** WORK INSTRUCTIONS **
Every line with the word "System" in it should be extracted from the data that follows.

Stored entries:
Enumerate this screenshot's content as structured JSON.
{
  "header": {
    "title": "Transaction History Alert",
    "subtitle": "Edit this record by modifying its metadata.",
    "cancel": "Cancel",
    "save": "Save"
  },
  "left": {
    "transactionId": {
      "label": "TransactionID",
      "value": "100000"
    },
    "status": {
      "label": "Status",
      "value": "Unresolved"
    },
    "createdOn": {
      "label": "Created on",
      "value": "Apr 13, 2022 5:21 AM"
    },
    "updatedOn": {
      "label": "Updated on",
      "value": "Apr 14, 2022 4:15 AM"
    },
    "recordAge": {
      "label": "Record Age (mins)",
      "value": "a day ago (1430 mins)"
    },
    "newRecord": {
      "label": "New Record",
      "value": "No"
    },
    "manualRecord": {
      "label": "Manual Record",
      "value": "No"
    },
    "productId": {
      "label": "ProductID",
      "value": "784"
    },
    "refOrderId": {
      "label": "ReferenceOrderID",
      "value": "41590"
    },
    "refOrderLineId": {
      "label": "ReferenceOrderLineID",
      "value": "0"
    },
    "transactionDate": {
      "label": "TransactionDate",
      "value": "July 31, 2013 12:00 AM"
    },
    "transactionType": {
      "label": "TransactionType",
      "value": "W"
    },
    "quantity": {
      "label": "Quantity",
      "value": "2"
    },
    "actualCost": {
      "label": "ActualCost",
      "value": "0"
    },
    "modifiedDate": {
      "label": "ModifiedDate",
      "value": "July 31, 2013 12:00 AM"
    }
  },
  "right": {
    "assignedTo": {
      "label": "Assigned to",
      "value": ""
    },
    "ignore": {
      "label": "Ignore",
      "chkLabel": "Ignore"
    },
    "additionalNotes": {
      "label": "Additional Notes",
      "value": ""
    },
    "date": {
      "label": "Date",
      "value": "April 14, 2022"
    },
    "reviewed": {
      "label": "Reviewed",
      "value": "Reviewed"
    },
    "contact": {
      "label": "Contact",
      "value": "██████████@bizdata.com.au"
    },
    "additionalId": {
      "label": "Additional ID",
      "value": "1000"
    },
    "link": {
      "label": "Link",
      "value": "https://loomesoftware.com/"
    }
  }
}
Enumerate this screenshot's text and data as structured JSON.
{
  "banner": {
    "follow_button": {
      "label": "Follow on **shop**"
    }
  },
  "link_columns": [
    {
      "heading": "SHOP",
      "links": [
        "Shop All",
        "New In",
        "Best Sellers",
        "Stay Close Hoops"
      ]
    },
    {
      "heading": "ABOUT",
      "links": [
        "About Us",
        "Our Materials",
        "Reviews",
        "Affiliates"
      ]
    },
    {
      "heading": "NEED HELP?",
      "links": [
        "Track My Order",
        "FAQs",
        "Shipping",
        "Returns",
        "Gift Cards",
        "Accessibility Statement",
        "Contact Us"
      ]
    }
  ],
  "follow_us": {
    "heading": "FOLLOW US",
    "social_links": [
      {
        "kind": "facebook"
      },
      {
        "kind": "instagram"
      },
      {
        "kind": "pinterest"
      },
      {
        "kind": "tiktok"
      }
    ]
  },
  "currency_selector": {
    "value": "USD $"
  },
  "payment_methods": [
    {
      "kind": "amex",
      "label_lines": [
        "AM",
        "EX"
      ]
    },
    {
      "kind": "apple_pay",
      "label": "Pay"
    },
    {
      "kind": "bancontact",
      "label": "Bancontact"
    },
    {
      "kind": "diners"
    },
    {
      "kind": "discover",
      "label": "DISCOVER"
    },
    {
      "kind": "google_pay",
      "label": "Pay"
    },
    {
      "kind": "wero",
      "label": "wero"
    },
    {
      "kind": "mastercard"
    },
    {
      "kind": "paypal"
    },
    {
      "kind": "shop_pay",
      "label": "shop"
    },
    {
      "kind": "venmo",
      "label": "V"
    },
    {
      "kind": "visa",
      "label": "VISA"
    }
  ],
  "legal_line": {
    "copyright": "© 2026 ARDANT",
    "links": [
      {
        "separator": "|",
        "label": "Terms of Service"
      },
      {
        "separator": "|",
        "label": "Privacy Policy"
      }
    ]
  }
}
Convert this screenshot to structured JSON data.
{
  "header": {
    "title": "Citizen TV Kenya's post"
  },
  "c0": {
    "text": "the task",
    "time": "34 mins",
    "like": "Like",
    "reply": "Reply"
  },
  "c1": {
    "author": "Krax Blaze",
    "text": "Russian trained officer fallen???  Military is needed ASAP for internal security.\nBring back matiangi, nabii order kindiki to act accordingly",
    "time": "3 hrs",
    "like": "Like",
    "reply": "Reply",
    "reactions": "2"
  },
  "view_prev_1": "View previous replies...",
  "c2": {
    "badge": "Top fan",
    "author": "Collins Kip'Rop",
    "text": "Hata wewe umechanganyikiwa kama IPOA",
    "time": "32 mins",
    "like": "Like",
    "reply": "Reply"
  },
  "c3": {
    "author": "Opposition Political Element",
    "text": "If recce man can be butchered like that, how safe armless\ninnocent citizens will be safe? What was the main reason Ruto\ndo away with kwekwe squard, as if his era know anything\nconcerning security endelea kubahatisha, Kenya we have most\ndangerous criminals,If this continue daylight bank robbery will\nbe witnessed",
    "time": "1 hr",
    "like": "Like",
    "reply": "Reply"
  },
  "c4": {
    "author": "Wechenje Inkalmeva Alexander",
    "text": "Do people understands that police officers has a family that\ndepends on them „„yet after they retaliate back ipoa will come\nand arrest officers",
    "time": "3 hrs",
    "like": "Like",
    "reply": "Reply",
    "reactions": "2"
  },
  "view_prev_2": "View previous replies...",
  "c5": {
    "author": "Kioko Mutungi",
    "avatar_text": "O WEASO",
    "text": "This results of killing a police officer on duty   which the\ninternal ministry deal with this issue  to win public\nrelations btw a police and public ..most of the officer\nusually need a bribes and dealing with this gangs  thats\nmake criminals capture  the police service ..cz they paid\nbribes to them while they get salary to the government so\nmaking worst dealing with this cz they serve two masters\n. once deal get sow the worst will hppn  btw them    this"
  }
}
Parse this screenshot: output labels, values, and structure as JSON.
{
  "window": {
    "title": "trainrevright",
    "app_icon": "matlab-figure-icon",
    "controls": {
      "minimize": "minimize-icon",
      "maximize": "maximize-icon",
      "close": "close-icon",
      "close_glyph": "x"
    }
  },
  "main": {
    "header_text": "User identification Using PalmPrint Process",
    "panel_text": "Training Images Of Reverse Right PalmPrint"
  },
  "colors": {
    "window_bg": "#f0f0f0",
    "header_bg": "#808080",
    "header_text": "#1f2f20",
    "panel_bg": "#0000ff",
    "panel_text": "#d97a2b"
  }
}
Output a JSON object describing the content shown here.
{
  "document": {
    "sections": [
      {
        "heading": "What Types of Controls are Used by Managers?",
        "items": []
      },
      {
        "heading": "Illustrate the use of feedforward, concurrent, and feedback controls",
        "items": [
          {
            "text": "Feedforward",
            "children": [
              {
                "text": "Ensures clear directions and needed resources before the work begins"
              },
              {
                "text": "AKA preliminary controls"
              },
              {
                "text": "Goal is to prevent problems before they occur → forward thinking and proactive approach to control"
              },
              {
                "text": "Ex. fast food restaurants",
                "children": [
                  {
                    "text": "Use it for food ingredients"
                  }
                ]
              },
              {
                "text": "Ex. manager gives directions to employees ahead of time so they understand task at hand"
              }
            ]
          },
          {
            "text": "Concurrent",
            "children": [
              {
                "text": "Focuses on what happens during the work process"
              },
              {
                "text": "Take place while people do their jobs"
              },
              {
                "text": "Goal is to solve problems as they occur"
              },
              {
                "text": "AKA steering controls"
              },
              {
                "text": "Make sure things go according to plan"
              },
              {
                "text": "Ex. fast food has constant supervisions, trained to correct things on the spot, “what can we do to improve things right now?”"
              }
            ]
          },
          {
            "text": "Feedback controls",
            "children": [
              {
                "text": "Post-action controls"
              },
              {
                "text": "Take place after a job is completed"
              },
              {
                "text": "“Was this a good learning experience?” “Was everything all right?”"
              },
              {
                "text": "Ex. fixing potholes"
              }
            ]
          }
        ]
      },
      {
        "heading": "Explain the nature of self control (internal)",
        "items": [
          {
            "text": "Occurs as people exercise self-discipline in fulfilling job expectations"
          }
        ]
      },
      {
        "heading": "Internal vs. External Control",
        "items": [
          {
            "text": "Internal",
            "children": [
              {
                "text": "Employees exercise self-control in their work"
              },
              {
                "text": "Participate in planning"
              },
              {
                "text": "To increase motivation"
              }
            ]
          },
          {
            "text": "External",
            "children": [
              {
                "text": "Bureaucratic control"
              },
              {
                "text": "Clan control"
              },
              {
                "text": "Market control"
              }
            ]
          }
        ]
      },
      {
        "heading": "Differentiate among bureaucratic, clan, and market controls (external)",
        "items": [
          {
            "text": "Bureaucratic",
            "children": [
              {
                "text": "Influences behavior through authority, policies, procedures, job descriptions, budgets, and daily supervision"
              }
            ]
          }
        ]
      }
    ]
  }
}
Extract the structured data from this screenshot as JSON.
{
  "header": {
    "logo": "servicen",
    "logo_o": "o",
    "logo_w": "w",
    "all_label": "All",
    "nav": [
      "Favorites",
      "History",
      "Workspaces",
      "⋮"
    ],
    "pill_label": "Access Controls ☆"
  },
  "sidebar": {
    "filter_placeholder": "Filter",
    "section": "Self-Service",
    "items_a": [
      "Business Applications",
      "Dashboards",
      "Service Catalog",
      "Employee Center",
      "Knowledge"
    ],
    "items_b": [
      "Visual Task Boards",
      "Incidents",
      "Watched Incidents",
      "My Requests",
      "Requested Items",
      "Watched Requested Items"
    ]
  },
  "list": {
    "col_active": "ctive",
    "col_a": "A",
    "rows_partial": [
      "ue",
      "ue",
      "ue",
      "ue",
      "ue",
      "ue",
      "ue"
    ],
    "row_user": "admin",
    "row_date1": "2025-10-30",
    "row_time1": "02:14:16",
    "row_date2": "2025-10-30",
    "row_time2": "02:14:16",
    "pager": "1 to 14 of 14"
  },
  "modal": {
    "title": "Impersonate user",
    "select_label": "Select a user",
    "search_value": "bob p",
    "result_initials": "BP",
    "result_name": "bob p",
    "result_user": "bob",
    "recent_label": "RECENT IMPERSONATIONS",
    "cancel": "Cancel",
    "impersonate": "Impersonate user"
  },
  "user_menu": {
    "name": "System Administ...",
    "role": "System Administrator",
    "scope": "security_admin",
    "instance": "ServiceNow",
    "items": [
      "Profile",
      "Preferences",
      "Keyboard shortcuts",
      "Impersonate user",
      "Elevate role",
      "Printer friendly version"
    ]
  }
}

** WRITTEN SOLUTION **
    "name": "System Administ...",
    "role": "System Administrator",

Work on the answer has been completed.